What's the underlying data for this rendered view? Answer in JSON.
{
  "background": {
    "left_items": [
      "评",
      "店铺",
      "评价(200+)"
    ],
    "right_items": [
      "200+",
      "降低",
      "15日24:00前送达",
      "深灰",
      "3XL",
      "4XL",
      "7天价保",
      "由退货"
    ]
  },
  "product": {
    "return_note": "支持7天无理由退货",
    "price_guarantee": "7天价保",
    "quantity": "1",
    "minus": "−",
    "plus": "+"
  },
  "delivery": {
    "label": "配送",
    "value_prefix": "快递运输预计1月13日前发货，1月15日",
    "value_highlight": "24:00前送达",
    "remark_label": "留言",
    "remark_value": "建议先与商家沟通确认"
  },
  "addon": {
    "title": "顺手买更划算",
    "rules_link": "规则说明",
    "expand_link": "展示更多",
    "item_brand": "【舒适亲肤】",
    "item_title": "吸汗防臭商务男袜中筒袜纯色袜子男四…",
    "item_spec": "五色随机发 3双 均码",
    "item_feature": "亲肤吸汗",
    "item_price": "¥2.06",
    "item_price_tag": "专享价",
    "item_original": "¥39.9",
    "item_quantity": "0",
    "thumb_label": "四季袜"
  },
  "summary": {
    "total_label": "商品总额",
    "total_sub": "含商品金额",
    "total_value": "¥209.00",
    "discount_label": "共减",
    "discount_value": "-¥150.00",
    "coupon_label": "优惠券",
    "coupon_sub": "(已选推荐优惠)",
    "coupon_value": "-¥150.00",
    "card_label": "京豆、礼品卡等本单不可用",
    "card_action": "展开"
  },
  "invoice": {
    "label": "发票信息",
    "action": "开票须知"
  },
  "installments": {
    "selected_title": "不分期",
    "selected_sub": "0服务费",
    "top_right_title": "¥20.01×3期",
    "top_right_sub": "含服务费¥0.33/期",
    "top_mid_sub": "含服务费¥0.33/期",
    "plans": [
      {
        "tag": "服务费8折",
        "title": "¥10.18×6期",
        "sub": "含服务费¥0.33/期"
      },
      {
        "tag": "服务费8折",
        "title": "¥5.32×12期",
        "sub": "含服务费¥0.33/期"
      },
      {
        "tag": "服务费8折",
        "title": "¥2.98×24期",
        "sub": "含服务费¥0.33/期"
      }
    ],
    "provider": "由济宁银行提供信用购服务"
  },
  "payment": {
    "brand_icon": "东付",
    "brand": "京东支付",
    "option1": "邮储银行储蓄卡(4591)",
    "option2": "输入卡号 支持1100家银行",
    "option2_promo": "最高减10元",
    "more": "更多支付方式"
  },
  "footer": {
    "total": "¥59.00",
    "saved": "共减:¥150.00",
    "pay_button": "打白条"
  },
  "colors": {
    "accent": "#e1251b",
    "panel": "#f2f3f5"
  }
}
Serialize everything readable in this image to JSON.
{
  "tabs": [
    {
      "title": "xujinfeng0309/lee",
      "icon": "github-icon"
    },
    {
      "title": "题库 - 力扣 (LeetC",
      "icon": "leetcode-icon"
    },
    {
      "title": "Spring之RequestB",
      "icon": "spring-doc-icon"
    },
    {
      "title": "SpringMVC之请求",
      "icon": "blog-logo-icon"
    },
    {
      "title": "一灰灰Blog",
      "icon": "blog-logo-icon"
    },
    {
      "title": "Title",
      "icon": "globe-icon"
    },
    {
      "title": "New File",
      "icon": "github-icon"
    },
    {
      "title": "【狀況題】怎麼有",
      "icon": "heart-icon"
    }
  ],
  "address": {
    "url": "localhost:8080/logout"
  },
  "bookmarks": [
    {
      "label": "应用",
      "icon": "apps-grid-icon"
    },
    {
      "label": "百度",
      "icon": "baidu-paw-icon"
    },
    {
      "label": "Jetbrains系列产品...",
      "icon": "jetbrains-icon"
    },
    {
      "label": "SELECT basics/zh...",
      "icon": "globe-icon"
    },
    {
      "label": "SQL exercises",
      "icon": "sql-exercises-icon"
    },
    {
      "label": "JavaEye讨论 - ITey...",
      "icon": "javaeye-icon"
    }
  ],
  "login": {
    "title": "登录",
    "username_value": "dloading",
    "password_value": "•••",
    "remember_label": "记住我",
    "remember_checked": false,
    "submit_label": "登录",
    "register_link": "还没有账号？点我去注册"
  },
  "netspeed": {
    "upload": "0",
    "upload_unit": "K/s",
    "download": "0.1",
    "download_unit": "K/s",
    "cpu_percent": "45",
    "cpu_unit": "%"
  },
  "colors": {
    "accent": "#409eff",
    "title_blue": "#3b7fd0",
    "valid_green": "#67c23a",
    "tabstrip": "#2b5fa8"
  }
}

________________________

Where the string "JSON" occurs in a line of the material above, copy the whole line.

What's the underlying data for this rendered view? Answer in JSON.
Serialize everything readable in this image to JSON.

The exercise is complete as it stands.